There is something peculiarly effective in this performance by Latin artists of music that relies so much upon imagery native to northern climes. Schubert conjures environments that are as much psychological as physical, and both Juan Antonio Álvarez Parejo and José Manuel Montero dig into the psychiatric implications of Schubert’s music with tremendous energy, technical acumen, and brilliance of ensemble. The best Lieder performances share with chamber music the sense of artists living, breathing, and performing together as one instrument. In the best moments of this Winterreise, the singing and accompaniment dissolve into a single thread of sound that shimmers through Schubert’s music.
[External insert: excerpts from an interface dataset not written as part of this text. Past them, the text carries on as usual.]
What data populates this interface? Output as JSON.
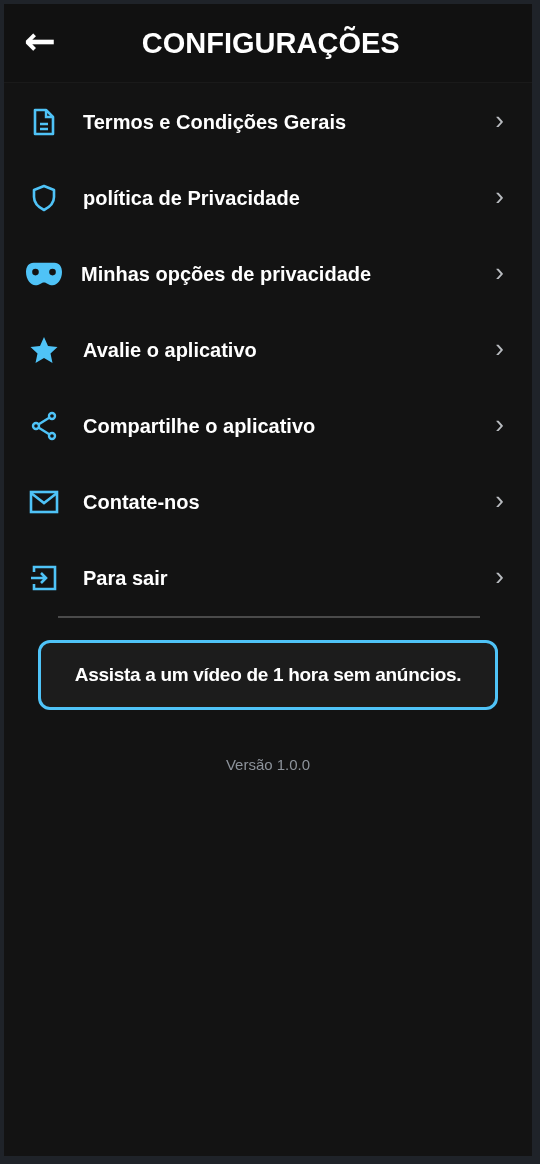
{
  "header": {
    "back_icon": "←",
    "title": "CONFIGURAÇÕES"
  },
  "items": [
    {
      "kind": "document",
      "label": "Termos e Condições Gerais",
      "chevron": "›"
    },
    {
      "kind": "shield",
      "label": "política de Privacidade",
      "chevron": "›"
    },
    {
      "kind": "mask",
      "label": "Minhas opções de privacidade",
      "chevron": "›"
    },
    {
      "kind": "star",
      "label": "Avalie o aplicativo",
      "chevron": "›"
    },
    {
      "kind": "share",
      "label": "Compartilhe o aplicativo",
      "chevron": "›"
    },
    {
      "kind": "mail",
      "label": "Contate-nos",
      "chevron": "›"
    },
    {
      "kind": "exit",
      "label": "Para sair",
      "chevron": "›"
    }
  ],
  "ad_button": {
    "label": "Assista a um vídeo de 1 hora sem anúncios."
  },
  "version": "Versão 1.0.0"
}
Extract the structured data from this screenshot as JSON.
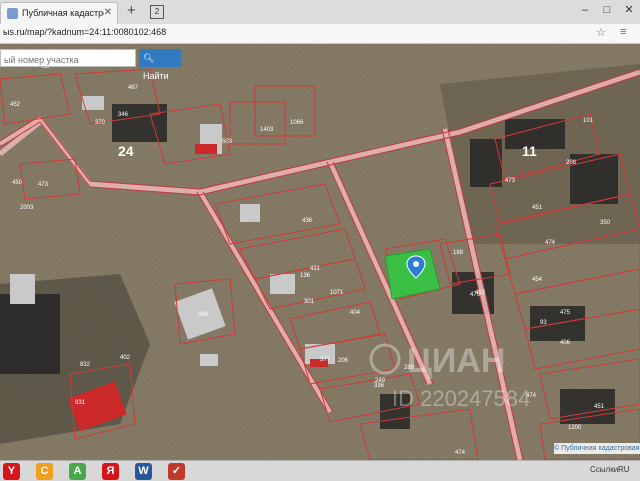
{
  "browser": {
    "tab_title": "Публичная кадастровая кар",
    "new_tab": "+",
    "tab_count": "2",
    "url": "ыs.ru/map/?kadnum=24:11:0080102:468"
  },
  "search": {
    "placeholder": "ый номер участка",
    "button_label": "Найти"
  },
  "map": {
    "labels": [
      {
        "t": "24",
        "big": true
      },
      {
        "t": "11",
        "big": true
      },
      {
        "t": "467"
      },
      {
        "t": "346"
      },
      {
        "t": "469"
      },
      {
        "t": "1403"
      },
      {
        "t": "1066"
      },
      {
        "t": "503"
      },
      {
        "t": "473"
      },
      {
        "t": "452"
      },
      {
        "t": "436"
      },
      {
        "t": "136"
      },
      {
        "t": "1071"
      },
      {
        "t": "473"
      },
      {
        "t": "101"
      },
      {
        "t": "208"
      },
      {
        "t": "451"
      },
      {
        "t": "350"
      },
      {
        "t": "188"
      },
      {
        "t": "474"
      },
      {
        "t": "454"
      },
      {
        "t": "404"
      },
      {
        "t": "431"
      },
      {
        "t": "93"
      },
      {
        "t": "475"
      },
      {
        "t": "476"
      },
      {
        "t": "377"
      },
      {
        "t": "336"
      },
      {
        "t": "402"
      },
      {
        "t": "384"
      },
      {
        "t": "301"
      },
      {
        "t": "206"
      },
      {
        "t": "289"
      },
      {
        "t": "249"
      },
      {
        "t": "474"
      },
      {
        "t": "474"
      },
      {
        "t": "2003"
      },
      {
        "t": "451"
      },
      {
        "t": "1200"
      },
      {
        "t": "832"
      },
      {
        "t": "831"
      },
      {
        "t": "406"
      },
      {
        "t": "370"
      },
      {
        "t": "450"
      },
      {
        "t": "453"
      },
      {
        "t": "48"
      },
      {
        "t": "470"
      }
    ],
    "watermark": "ЦИАН",
    "watermark_id": "ID 220247584",
    "attribution": "© Публичная кадастровая карта"
  },
  "taskbar": {
    "apps": [
      {
        "glyph": "Y",
        "color": "#d5141b"
      },
      {
        "glyph": "C",
        "color": "#f0a020"
      },
      {
        "glyph": "A",
        "color": "#4aa64a"
      },
      {
        "glyph": "Я",
        "color": "#d5141b"
      },
      {
        "glyph": "W",
        "color": "#2b579a"
      },
      {
        "glyph": "✓",
        "color": "#c0392b"
      }
    ],
    "links_label": "Ссылки",
    "lang": "RU"
  },
  "colors": {
    "selected_parcel": "#2ecc40",
    "parcel_border": "#d13a3a",
    "accent": "#2f7ac1"
  }
}
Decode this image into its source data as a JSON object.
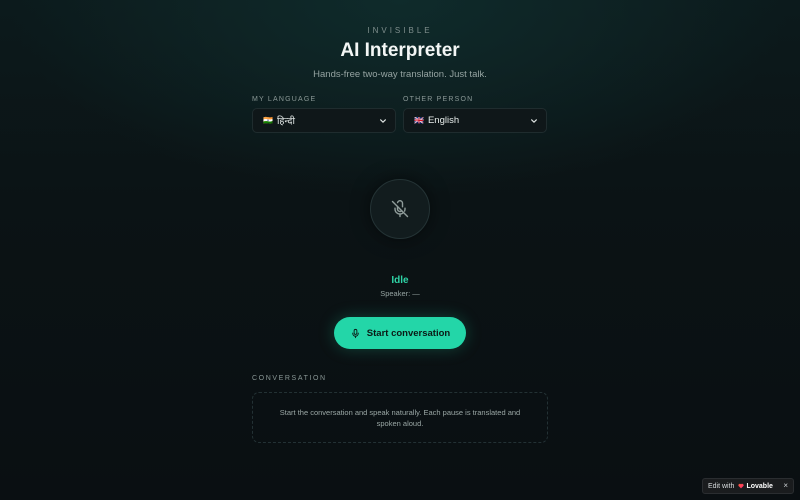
{
  "app": {
    "brand": "INVISIBLE",
    "title": "AI Interpreter",
    "subtitle": "Hands-free two-way translation. Just talk."
  },
  "languages": {
    "mine": {
      "label": "MY LANGUAGE",
      "flag": "🇮🇳",
      "value": "हिन्दी"
    },
    "other": {
      "label": "OTHER PERSON",
      "flag": "🇬🇧",
      "value": "English"
    }
  },
  "status": {
    "state": "Idle",
    "speaker": "Speaker: —"
  },
  "actions": {
    "start_label": "Start conversation"
  },
  "conversation": {
    "label": "CONVERSATION",
    "empty_text": "Start the conversation and speak naturally. Each pause is translated and spoken aloud."
  },
  "badge": {
    "prefix": "Edit with",
    "brand": "Lovable",
    "close": "×"
  },
  "icons": {
    "mic_toggle": "mic-off-icon",
    "start": "mic-icon",
    "select": "chevron-down-icon"
  },
  "colors": {
    "accent": "#23d6a8",
    "status_idle": "#2fd3a6",
    "background": "#0b1315"
  }
}
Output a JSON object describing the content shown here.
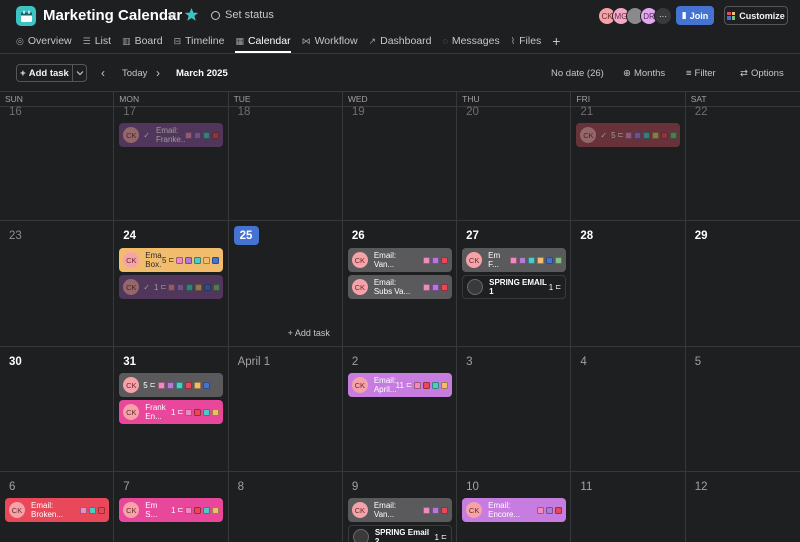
{
  "header": {
    "title": "Marketing Calendar",
    "set_status": "Set status",
    "join_label": "Join",
    "customize_label": "Customize",
    "avatars": [
      {
        "initials": "CK",
        "color": "#f5a3a8",
        "text": "#6a2a2e"
      },
      {
        "initials": "MG",
        "color": "#f2a8c9",
        "text": "#6a2a48"
      },
      {
        "initials": "",
        "color": "#8a8a8a",
        "text": "#ffffff"
      },
      {
        "initials": "DR",
        "color": "#e3a7f0",
        "text": "#5a2a66"
      },
      {
        "initials": "···",
        "color": "#3a3a3d",
        "text": "#ffffff"
      }
    ]
  },
  "tabs": [
    {
      "label": "Overview",
      "icon": "overview-icon"
    },
    {
      "label": "List",
      "icon": "list-icon"
    },
    {
      "label": "Board",
      "icon": "board-icon"
    },
    {
      "label": "Timeline",
      "icon": "timeline-icon"
    },
    {
      "label": "Calendar",
      "icon": "calendar-icon",
      "active": true
    },
    {
      "label": "Workflow",
      "icon": "workflow-icon"
    },
    {
      "label": "Dashboard",
      "icon": "dashboard-icon"
    },
    {
      "label": "Messages",
      "icon": "messages-icon"
    },
    {
      "label": "Files",
      "icon": "files-icon"
    }
  ],
  "toolbar": {
    "add_task": "Add task",
    "today": "Today",
    "month": "March 2025",
    "no_date": "No date (26)",
    "months": "Months",
    "filter": "Filter",
    "options": "Options"
  },
  "days_of_week": [
    "SUN",
    "MON",
    "TUE",
    "WED",
    "THU",
    "FRI",
    "SAT"
  ],
  "weeks": [
    {
      "days": [
        "16",
        "17",
        "18",
        "19",
        "20",
        "21",
        "22"
      ]
    },
    {
      "days": [
        "23",
        "24",
        "25",
        "26",
        "27",
        "28",
        "29"
      ]
    },
    {
      "days": [
        "30",
        "31",
        "April 1",
        "2",
        "3",
        "4",
        "5"
      ]
    },
    {
      "days": [
        "6",
        "7",
        "8",
        "9",
        "10",
        "11",
        "12"
      ]
    }
  ],
  "add_task_hint": "+ Add task",
  "tasks": {
    "w1_mon": {
      "initials": "CK",
      "text": "Email: Franke...",
      "color": "#7b4a8c",
      "check": "✓"
    },
    "w1_fri": {
      "initials": "CK",
      "check": "✓",
      "count": "5",
      "color": "#a34350"
    },
    "w2_mon_a": {
      "initials": "CK",
      "text": "Email: Box...",
      "count": "5",
      "color": "#f1bd6c"
    },
    "w2_mon_b": {
      "initials": "CK",
      "check": "✓",
      "count": "1",
      "color": "#7b4a8c"
    },
    "w2_wed_a": {
      "initials": "CK",
      "text": "Email: Van...",
      "color": "#5a5a5d"
    },
    "w2_wed_b": {
      "initials": "CK",
      "text": "Email: Subs Va...",
      "color": "#5a5a5d"
    },
    "w2_thu_a": {
      "initials": "CK",
      "text": "Em F...",
      "color": "#5a5a5d"
    },
    "w2_thu_b": {
      "initials": "",
      "text": "SPRING EMAIL 1",
      "count": "1",
      "color": "#1e1f21"
    },
    "w3_mon_a": {
      "initials": "CK",
      "count": "5",
      "color": "#5a5a5d"
    },
    "w3_mon_b": {
      "initials": "CK",
      "text": "Frank En...",
      "count": "1",
      "color": "#e8479c"
    },
    "w3_wed": {
      "initials": "CK",
      "text": "Email: April...",
      "count": "11",
      "color": "#c77de0"
    },
    "w4_sun": {
      "initials": "CK",
      "text": "Email: Broken...",
      "color": "#e8485a"
    },
    "w4_mon": {
      "initials": "CK",
      "text": "Em S...",
      "count": "1",
      "color": "#e8479c"
    },
    "w4_wed_a": {
      "initials": "CK",
      "text": "Email: Van...",
      "color": "#5a5a5d"
    },
    "w4_wed_b": {
      "initials": "",
      "text": "SPRING Email 2",
      "count": "1",
      "color": "#1e1f21"
    },
    "w4_thu": {
      "initials": "CK",
      "text": "Email: Encore...",
      "color": "#c77de0"
    }
  },
  "colors": {
    "brand": "#3ec3c3",
    "accent": "#4573d2",
    "tag_pink": "#f08ac0",
    "tag_purple": "#b57ad8",
    "tag_teal": "#4ecbc4",
    "tag_red": "#e8485a",
    "tag_yellow": "#f1bd6c",
    "tag_blue": "#4573d2",
    "tag_green": "#7fc47a"
  }
}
There are as many different interpretations of Winterreise as there are singers who perform the Cycle, and there is always room even in a crowded discography for performances by singers like José Manuel Montero who approach the music not as an important work to be added to their repertories but as a provocative, necessarily individual journey.